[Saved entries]
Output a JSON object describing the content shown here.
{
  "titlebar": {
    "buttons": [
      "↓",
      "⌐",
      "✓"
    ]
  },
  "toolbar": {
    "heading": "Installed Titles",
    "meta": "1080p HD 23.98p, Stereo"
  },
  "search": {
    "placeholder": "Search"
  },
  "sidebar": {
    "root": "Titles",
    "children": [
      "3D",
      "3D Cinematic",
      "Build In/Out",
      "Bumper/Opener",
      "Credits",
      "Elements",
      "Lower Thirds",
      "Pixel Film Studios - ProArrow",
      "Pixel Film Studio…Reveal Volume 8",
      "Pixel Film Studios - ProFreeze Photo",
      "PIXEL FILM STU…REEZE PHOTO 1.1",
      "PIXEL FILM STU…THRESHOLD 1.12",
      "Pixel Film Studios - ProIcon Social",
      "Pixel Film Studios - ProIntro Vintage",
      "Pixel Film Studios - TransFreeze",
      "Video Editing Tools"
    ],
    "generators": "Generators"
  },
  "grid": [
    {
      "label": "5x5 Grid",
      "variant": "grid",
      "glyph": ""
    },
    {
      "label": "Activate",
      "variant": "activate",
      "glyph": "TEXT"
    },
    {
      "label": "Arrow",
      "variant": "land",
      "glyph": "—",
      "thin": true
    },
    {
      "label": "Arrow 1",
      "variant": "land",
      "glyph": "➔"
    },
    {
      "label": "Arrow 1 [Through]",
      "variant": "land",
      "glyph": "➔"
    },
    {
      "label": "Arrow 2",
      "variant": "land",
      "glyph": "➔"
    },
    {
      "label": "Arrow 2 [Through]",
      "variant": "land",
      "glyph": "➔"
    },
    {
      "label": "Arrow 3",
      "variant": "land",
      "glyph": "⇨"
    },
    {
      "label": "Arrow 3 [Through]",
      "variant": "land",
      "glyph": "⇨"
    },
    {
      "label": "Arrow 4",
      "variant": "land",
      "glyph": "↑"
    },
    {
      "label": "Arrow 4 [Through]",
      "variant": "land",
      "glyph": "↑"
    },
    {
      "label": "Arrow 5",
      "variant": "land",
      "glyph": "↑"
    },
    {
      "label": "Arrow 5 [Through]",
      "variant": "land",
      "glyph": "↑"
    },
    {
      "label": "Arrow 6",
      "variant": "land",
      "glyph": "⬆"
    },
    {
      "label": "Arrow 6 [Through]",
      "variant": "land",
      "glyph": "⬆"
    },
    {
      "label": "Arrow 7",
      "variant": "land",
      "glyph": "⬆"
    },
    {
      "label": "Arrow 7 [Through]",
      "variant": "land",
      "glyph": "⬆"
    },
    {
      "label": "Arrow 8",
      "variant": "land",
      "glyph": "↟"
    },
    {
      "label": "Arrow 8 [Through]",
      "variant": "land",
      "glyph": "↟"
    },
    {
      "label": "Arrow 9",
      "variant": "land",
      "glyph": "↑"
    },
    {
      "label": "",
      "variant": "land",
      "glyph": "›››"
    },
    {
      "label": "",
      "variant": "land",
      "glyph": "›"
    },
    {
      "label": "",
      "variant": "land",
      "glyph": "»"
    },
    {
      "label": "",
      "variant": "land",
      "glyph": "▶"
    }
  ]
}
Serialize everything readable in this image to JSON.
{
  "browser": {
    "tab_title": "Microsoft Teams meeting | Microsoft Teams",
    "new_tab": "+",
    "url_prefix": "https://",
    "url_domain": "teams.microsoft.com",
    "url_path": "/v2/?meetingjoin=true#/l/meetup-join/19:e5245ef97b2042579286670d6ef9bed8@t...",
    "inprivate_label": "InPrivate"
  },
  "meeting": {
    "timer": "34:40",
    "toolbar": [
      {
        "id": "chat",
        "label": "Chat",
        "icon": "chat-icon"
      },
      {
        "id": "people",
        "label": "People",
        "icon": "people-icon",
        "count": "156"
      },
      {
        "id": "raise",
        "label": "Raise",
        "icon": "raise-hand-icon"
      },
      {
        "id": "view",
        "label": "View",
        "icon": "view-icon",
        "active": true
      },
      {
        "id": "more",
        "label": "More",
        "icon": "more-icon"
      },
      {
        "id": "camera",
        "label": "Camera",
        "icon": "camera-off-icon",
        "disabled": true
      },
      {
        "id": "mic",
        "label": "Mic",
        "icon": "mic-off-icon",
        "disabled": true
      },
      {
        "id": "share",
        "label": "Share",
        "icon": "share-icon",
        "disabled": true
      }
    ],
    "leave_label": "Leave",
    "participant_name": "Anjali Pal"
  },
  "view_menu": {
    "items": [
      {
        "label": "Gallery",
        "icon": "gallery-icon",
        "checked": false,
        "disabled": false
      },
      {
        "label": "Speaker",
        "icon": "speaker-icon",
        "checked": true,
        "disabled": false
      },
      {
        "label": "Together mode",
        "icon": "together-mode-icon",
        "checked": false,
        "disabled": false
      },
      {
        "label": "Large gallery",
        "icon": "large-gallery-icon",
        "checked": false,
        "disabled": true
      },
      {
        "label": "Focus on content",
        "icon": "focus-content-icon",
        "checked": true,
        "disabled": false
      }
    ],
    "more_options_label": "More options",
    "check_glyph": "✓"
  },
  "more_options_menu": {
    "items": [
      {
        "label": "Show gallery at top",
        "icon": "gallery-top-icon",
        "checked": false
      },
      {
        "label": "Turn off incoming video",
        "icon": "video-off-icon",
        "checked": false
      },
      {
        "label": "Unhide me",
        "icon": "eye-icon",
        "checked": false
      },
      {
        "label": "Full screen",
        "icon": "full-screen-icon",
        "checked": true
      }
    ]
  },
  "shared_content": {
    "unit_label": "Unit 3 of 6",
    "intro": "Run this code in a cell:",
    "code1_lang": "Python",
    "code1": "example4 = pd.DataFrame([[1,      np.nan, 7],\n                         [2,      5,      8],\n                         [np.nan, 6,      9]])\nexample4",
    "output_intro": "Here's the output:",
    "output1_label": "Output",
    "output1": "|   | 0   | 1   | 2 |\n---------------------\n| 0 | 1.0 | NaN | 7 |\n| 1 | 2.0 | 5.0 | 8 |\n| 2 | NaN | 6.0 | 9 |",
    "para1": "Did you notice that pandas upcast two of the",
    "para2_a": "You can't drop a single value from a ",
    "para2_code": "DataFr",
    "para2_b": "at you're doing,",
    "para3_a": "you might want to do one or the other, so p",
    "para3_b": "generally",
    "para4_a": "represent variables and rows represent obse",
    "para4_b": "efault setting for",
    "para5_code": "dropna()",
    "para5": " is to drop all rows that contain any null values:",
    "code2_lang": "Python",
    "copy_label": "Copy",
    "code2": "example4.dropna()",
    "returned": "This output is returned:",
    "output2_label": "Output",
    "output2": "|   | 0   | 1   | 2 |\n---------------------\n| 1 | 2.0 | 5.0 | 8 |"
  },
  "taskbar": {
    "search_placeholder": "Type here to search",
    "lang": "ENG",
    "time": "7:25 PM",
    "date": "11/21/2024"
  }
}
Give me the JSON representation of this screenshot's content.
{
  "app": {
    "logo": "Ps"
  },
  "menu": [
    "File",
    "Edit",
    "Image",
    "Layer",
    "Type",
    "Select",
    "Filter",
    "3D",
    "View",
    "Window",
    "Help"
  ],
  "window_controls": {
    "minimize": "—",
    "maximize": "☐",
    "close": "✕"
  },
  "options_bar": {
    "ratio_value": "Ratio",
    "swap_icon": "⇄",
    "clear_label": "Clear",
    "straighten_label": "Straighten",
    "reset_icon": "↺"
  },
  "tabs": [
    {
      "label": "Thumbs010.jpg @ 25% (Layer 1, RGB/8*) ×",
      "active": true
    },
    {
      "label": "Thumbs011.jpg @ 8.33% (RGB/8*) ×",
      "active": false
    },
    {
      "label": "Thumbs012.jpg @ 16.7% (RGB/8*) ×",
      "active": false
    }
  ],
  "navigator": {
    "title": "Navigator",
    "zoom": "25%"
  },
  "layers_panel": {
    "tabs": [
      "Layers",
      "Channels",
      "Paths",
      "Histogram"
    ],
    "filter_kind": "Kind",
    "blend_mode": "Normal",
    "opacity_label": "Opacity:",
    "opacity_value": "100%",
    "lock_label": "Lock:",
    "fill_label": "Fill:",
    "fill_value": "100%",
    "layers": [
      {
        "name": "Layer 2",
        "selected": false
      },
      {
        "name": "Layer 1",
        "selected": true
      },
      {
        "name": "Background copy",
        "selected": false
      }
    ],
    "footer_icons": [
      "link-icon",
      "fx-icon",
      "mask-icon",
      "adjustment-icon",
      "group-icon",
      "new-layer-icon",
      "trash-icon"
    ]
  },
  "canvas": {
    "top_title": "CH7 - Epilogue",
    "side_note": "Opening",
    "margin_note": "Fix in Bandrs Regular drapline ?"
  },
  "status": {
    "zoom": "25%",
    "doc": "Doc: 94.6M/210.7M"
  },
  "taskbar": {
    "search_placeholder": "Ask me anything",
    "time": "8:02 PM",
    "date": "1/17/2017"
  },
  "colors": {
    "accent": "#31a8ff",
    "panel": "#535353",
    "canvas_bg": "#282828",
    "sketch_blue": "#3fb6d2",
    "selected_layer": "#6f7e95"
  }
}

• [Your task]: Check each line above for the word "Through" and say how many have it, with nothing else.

• [Task solution]: 8